However beautiful and mind-bendingly fast these cars might be, none of them will ever help to solve the challenges automotive OEMs are facing in their volume segments and on a larger scale going forward. What will be needed rather than yet another electric supercar are for example affordable small-size, large-volume electric vehicles to relief congested city centres. In the end, this will require entirely new vehicle concepts which in turn require a transition period of existing vehicle concepts utilising new power trains. Luckily, there were some examples of these as well.
One technology in the race for the powertrain of the future is the fuel cell. Next to Toyota and Honda which both featured fuel-cell electric vehicles already in or close to production, Hyundai showed of the Futuristic FE Fuel Cell Concept which at least integrates an electric micro-scooter supporting its driver on the infamous last mile. VW showed of the electrified and autonomously driving I.D. Buzz and Daimler presented its new Concept EQ; Jaguar showcased the brand new electric SUV i-Pace which is expected to launch in 2018. All the above fall into the category of existing packages using new powertrain technology and represent a step towards the electrified and partially autonomous future.
Still, in many cases these cars were kind of hidden and easy to overlook between the conventional vehicles at display. BMW, once far ahead of its competition with the innovative BMW i3 and i8 models, parked their electric flag-ships deeply hidden on the booth in favour of giving way to face-lifted yet conventional volume models. The same with Volkswagen, where the electric Golf and hybrid Passat GTE and Golf GTE models where to be found somewhere in the rear of the booth.
There is only one interpretation: The automotive industry appears to be ambivalent regarding its future.
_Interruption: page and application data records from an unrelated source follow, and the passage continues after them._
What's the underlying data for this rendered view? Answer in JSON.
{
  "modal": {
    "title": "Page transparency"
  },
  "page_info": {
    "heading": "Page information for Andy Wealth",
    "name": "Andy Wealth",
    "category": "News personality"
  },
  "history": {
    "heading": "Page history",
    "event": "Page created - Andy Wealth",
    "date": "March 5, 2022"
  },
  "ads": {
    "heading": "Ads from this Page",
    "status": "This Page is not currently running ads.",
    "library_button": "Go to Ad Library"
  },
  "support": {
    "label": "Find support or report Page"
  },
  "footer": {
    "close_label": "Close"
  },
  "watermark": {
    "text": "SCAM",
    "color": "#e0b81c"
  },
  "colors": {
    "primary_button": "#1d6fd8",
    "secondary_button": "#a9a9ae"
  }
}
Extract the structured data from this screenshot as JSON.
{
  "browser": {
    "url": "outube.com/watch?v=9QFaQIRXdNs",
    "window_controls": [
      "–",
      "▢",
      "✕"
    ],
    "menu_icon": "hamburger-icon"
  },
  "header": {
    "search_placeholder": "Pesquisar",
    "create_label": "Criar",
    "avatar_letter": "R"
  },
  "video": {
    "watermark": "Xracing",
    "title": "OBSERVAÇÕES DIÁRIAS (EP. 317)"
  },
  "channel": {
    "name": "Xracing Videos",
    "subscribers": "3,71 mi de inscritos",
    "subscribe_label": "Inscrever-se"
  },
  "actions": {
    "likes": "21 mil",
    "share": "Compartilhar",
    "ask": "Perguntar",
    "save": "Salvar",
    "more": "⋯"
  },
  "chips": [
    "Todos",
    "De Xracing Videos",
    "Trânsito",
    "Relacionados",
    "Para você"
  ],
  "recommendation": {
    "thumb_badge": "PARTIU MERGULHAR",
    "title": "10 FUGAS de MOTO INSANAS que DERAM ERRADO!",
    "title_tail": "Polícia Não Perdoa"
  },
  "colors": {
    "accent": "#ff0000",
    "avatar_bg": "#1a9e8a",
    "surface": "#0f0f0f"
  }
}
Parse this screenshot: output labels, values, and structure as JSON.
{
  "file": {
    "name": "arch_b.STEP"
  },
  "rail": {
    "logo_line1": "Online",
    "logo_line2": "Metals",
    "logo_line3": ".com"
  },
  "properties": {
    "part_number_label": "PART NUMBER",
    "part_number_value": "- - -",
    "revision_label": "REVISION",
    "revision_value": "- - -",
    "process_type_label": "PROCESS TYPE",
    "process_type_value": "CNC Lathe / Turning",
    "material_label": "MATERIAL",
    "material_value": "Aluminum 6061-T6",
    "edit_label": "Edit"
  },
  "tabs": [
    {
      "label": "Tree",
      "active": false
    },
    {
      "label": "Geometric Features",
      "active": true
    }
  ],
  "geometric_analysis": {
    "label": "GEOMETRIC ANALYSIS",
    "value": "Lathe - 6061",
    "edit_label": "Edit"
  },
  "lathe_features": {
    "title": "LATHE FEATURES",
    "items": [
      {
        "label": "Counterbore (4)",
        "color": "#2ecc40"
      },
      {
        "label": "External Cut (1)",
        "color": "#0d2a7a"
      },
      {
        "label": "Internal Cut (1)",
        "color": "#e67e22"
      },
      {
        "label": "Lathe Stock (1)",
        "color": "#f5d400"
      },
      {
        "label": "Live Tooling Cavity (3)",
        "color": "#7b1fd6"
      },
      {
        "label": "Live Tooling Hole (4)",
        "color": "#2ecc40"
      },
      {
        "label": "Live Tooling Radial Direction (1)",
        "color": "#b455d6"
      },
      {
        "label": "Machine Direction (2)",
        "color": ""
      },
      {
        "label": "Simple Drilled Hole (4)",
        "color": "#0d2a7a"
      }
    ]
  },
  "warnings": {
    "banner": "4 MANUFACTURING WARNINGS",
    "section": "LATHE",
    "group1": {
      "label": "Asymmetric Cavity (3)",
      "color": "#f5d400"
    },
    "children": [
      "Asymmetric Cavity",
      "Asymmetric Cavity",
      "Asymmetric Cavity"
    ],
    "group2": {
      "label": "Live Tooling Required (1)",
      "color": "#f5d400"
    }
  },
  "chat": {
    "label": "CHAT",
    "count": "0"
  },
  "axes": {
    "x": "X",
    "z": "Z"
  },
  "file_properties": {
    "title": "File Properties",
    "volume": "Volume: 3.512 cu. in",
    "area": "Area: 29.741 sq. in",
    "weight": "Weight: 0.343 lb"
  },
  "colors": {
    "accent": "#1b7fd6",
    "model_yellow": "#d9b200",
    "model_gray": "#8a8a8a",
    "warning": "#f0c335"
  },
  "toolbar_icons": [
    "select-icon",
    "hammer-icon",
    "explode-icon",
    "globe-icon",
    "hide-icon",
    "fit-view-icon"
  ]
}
On the one hand, OEMs tell us they are aware of the fact that in some point in time, conventional vehicles as we know and buy them today will not be needed any more. However, as this implies a dramatic change to the business model which has served many of the companies extremely well in decades past, they are inclined to keep on showing what really matters to motorists all over the world. Unfortunately, this will not lead forward.
Was it all that bad then? No. Three vehicles suggested that there is at least real potential to showcase ways out of the industry’s current dilemma: the compact and fun-to-look-at Toyota i-TRIL Concept, the autonomously driving and reduced to the minimum urban vehicle concept VW Sedric (Self-driving car) and last but not least the Italdesign Airbus Pop Up – a combination of a small passenger cell which can either be mounted on top of a drive unit for street application or hooked onto a quadrocopter to escape in case of heavy traffic. Still, the strategic question remains of how a brand can move on towards the future which is so much talked about while continuing to follow the tracks well beaten. It remains to be seen when the actual revolution in the automotive industry will take place.